To plan and deliver radio programs well, broadcasters need to collect information—information about their communities and their needs, and information about the topics they will cover on air. But crises make collecting and processing information more difficult.
We talked about the issue of gathering information during security crises as part of a discussion in our WhatsApp group of broadcasting partners in Burkina Faso. From August 15 to 19, 2022, Amidou Kabré facilitated a five-day discussion, with the support of experienced journalist specialist Abdoulaye Ouattara.
The discussion dealt with subjects such as: the status of collecting and processing information by radio stations in security crises; roles and responsibilities of radio journalists in gathering and processing information in security crises; and access to sources of information.
Some regions of Burkina Faso have experienced insecurity since 2011, and the instability, conflict, and violence have affected access to sources and collecting information in those regions.

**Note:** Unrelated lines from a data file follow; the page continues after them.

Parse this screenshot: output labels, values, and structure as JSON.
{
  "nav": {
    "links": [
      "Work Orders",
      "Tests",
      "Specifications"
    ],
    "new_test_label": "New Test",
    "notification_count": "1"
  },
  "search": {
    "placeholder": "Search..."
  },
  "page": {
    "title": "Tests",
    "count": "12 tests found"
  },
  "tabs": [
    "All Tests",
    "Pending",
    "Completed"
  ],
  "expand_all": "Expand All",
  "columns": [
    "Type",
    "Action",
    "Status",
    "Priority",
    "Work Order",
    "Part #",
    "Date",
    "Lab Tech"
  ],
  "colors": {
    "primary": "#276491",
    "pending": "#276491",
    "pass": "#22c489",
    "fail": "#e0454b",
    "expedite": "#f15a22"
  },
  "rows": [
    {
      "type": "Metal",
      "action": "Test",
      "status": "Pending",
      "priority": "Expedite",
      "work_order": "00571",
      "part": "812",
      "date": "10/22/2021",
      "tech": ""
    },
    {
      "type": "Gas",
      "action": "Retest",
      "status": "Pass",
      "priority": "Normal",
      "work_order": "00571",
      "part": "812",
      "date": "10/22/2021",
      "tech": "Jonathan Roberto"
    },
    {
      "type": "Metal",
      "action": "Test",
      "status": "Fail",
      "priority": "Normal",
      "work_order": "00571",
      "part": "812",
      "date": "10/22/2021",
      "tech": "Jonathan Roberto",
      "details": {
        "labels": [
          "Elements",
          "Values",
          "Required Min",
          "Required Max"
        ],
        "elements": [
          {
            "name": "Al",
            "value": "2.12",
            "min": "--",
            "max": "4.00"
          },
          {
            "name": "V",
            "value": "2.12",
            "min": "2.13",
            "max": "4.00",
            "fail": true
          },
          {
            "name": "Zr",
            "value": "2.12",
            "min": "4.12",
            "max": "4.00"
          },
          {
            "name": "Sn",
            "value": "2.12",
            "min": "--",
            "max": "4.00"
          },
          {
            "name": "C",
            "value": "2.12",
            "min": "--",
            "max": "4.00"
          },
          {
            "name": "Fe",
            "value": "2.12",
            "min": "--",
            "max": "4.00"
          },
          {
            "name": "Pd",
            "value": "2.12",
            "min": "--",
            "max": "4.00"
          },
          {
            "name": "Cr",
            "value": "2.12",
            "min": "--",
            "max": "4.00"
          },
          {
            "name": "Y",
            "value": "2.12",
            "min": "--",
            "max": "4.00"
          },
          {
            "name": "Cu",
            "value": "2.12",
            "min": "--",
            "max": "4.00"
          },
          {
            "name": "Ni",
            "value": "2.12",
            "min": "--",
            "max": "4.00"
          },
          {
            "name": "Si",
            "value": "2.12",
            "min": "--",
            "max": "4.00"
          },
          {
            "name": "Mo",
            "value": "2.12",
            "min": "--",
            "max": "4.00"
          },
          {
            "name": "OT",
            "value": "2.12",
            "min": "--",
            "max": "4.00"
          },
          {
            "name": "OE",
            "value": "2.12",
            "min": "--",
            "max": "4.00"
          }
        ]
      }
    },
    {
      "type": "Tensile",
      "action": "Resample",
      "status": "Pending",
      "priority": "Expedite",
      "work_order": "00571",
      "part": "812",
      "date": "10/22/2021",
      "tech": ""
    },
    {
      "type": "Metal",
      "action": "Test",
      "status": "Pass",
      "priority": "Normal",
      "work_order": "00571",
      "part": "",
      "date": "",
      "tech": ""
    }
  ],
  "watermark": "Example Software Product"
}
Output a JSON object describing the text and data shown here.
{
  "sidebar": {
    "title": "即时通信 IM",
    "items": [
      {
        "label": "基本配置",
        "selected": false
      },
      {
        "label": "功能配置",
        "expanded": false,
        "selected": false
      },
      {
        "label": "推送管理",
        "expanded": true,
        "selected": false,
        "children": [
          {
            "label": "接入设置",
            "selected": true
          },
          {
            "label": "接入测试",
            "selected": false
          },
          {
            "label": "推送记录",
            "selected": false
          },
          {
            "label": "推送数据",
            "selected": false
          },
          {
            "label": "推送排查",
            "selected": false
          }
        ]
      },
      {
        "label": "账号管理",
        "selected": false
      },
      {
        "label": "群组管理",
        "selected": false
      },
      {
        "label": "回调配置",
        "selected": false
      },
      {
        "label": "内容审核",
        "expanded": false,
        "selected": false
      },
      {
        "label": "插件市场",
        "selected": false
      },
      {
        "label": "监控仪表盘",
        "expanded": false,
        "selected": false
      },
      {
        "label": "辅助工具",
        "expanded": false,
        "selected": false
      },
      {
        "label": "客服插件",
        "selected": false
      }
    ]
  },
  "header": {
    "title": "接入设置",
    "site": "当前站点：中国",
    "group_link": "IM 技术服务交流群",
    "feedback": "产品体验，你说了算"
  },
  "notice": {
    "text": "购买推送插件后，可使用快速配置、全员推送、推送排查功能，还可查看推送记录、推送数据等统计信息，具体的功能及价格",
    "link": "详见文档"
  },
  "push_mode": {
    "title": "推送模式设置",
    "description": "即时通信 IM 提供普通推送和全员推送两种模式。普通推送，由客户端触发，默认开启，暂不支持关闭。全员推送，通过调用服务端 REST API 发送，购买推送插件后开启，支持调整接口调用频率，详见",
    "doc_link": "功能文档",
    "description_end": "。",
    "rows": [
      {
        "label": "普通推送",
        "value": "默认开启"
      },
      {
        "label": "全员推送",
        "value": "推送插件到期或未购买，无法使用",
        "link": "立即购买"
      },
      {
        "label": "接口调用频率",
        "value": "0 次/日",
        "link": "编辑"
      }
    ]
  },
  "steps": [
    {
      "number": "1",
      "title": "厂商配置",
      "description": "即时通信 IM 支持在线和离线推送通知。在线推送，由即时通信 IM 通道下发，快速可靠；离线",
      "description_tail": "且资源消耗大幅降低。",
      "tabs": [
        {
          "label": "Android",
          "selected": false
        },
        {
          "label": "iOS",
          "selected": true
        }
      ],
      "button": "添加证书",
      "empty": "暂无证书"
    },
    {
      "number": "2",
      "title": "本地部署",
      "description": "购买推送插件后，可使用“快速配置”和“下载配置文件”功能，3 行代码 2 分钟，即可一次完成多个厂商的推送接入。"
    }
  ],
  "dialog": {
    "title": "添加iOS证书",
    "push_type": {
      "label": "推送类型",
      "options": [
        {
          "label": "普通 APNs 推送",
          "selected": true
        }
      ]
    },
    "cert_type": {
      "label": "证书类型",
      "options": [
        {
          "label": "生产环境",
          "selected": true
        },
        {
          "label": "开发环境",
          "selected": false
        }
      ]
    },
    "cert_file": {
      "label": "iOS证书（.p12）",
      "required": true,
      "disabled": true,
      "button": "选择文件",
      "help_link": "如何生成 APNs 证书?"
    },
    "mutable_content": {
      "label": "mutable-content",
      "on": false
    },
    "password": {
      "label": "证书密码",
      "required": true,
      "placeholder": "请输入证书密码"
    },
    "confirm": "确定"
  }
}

In this situation, there can be confusion about the roles of journalists, politicians, and even the average person.
Our discussion showed that information related to security issues cannot be treated like other kinds of information. We often talk about the social responsibility of the journalist. In the current situation, this responsibility is owed to those who died and their bereaved families, who often learn of the death of their loved ones on the airwaves. But journalists’ role in the event of a violent attack is also to contribute to reducing the chaos, inertia, and immediate consequences of terrorism on those impacted. More than ever, in the event of a terrorist attack, journalists said their mission is to inform the public.
Journalists in the discussion felt that their responsibility is to evaluate the relevance of the information they provide, both in terms of the usefulness of the information, as well as the calming effect it can have on the local population.
Participants acknowledged that women often have good information to share on air. But it is difficult to collect their testimonies. Letting women know that their contributions are important can make the difference in encouraging a woman to share, and offering her the opportunity to speak anonymously can also help.
Before the end of the discussion, we covered how to stay safe while carrying out broadcasting work in areas in crisis. The journalist’s social responsibility is significant, but it does not extend to endangering their life or that of others because of the information they share. If journalists receive threats, they should inform the person in charge of the radio station and then possibly the authorities.
Some takeaways from the discussion: Despite the security situation in Burkina Faso, some radio stations continue to share information about terrorism in an effort to keep their community informed. But radio stations in areas with strong security challenges cannot provide all kinds of information. Some journalists experience threats, intimidation, manipulation, and false alarms. In these situations, journalists must evaluate the importance, the necessity, the impact, and the need for information, never trust those around them during telephone communications, as well as control who they associate with and what they say in public places. In case of an attack, the first thing to do is determine if the situation is under control and that you are not putting yourself in danger by going to the site of the attack. Respect the safety instructions given by authorities.